Entries from a dataset of interfaces
========

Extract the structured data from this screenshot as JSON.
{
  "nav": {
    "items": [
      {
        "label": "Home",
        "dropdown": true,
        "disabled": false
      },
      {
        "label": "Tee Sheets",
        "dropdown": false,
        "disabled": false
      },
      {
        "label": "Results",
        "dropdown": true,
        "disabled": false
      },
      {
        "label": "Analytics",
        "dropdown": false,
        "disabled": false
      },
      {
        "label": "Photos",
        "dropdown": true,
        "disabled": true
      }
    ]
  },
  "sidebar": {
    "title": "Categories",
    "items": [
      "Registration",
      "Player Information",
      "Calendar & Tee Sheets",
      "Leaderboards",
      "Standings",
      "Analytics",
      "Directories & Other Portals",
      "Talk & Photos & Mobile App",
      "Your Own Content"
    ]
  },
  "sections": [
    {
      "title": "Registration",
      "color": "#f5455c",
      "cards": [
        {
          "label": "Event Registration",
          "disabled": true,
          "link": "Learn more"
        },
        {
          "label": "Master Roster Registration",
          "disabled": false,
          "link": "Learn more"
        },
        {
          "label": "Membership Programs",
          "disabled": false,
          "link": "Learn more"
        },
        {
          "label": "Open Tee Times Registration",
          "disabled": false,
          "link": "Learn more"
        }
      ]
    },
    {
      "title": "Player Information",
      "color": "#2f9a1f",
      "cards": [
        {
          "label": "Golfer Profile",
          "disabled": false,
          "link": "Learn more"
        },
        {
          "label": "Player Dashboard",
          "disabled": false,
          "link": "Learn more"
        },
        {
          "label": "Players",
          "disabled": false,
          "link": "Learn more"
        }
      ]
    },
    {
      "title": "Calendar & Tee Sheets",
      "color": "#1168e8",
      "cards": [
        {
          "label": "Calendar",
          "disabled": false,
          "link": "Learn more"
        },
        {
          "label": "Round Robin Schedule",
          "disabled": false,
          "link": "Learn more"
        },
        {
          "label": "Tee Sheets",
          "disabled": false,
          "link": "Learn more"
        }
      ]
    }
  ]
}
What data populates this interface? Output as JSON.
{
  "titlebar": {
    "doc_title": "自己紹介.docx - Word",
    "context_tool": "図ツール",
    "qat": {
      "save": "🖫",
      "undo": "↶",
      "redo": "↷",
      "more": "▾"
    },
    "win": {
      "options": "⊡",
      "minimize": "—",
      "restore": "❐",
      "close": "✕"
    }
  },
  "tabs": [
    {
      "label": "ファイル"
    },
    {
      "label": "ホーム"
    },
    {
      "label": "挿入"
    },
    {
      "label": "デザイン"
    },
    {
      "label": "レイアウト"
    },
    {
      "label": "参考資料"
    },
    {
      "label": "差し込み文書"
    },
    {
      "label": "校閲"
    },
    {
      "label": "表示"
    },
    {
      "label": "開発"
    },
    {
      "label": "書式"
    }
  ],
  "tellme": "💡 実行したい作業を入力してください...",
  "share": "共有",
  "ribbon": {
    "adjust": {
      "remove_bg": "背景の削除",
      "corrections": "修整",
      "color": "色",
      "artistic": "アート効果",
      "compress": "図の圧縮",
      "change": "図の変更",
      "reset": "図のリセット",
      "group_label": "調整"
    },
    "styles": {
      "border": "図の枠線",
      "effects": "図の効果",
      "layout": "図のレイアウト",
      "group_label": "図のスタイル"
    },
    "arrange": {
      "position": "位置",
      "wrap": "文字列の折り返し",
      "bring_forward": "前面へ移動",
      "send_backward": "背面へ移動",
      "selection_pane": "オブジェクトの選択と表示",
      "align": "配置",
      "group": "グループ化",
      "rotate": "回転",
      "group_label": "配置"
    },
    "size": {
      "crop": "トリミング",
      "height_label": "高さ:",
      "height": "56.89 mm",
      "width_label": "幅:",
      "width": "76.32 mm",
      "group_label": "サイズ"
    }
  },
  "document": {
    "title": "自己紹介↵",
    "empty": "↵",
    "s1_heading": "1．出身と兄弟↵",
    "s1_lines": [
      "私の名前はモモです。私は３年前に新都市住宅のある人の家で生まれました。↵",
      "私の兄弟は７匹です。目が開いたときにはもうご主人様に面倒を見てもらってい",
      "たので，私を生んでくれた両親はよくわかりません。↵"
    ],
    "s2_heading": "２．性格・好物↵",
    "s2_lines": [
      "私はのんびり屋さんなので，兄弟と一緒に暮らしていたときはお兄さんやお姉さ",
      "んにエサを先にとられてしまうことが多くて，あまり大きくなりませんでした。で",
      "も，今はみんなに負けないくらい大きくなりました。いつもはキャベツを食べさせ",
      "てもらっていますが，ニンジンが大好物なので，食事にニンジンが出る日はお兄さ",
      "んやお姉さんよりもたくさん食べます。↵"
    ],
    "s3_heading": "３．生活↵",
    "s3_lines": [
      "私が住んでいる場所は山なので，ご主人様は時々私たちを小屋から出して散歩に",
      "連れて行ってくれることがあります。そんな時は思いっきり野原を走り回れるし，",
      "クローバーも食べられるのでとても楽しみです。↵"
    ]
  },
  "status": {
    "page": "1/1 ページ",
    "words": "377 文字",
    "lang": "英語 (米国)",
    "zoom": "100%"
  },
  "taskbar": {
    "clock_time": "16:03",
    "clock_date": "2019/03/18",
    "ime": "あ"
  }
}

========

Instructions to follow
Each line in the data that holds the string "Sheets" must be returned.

Response below
        "label": "Tee Sheets",
      "Calendar & Tee Sheets",
      "title": "Calendar & Tee Sheets",
          "label": "Tee Sheets",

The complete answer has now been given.